(Dataset rows for apps and sites)
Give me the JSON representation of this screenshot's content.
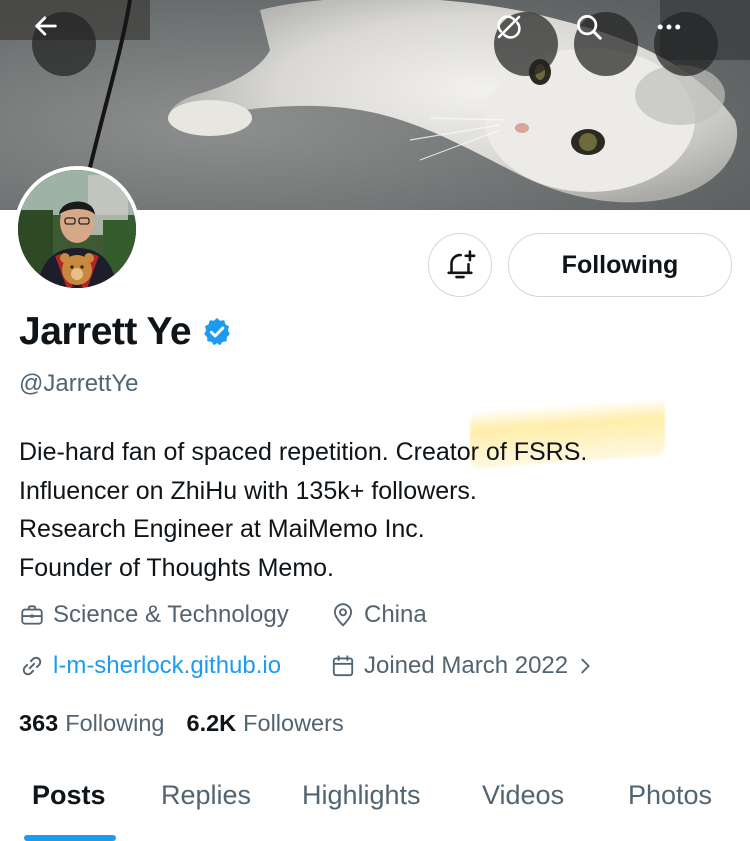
{
  "header": {
    "back_icon": "arrow-left-icon",
    "nocache_icon": "sync-slash-icon",
    "search_icon": "search-icon",
    "more_icon": "more-horizontal-icon"
  },
  "profile": {
    "name": "Jarrett Ye",
    "handle": "@JarrettYe",
    "verified": true,
    "bio": [
      "Die-hard fan of spaced repetition. Creator of FSRS.",
      "Influencer on ZhiHu with 135k+ followers.",
      "Research Engineer at MaiMemo Inc.",
      "Founder of Thoughts Memo."
    ],
    "category": "Science & Technology",
    "location": "China",
    "website": "l-m-sherlock.github.io",
    "joined": "Joined March 2022"
  },
  "actions": {
    "notify_icon": "bell-plus-icon",
    "following_label": "Following"
  },
  "stats": {
    "following_count": "363",
    "following_label": "Following",
    "followers_count": "6.2K",
    "followers_label": "Followers"
  },
  "tabs": [
    {
      "label": "Posts",
      "active": true
    },
    {
      "label": "Replies",
      "active": false
    },
    {
      "label": "Highlights",
      "active": false
    },
    {
      "label": "Videos",
      "active": false
    },
    {
      "label": "Photos",
      "active": false
    }
  ],
  "colors": {
    "accent": "#1d9bf0",
    "text_primary": "#0f1419",
    "text_secondary": "#536471",
    "border": "#cfd9de",
    "highlight": "#ffe066"
  }
}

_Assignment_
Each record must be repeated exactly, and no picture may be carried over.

_Your response_
Give me the JSON representation of this screenshot's content.
{
  "header": {
    "back_icon": "arrow-left-icon",
    "nocache_icon": "sync-slash-icon",
    "search_icon": "search-icon",
    "more_icon": "more-horizontal-icon"
  },
  "profile": {
    "name": "Jarrett Ye",
    "handle": "@JarrettYe",
    "verified": true,
    "bio": [
      "Die-hard fan of spaced repetition. Creator of FSRS.",
      "Influencer on ZhiHu with 135k+ followers.",
      "Research Engineer at MaiMemo Inc.",
      "Founder of Thoughts Memo."
    ],
    "category": "Science & Technology",
    "location": "China",
    "website": "l-m-sherlock.github.io",
    "joined": "Joined March 2022"
  },
  "actions": {
    "notify_icon": "bell-plus-icon",
    "following_label": "Following"
  },
  "stats": {
    "following_count": "363",
    "following_label": "Following",
    "followers_count": "6.2K",
    "followers_label": "Followers"
  },
  "tabs": [
    {
      "label": "Posts",
      "active": true
    },
    {
      "label": "Replies",
      "active": false
    },
    {
      "label": "Highlights",
      "active": false
    },
    {
      "label": "Videos",
      "active": false
    },
    {
      "label": "Photos",
      "active": false
    }
  ],
  "colors": {
    "accent": "#1d9bf0",
    "text_primary": "#0f1419",
    "text_secondary": "#536471",
    "border": "#cfd9de",
    "highlight": "#ffe066"
  }
}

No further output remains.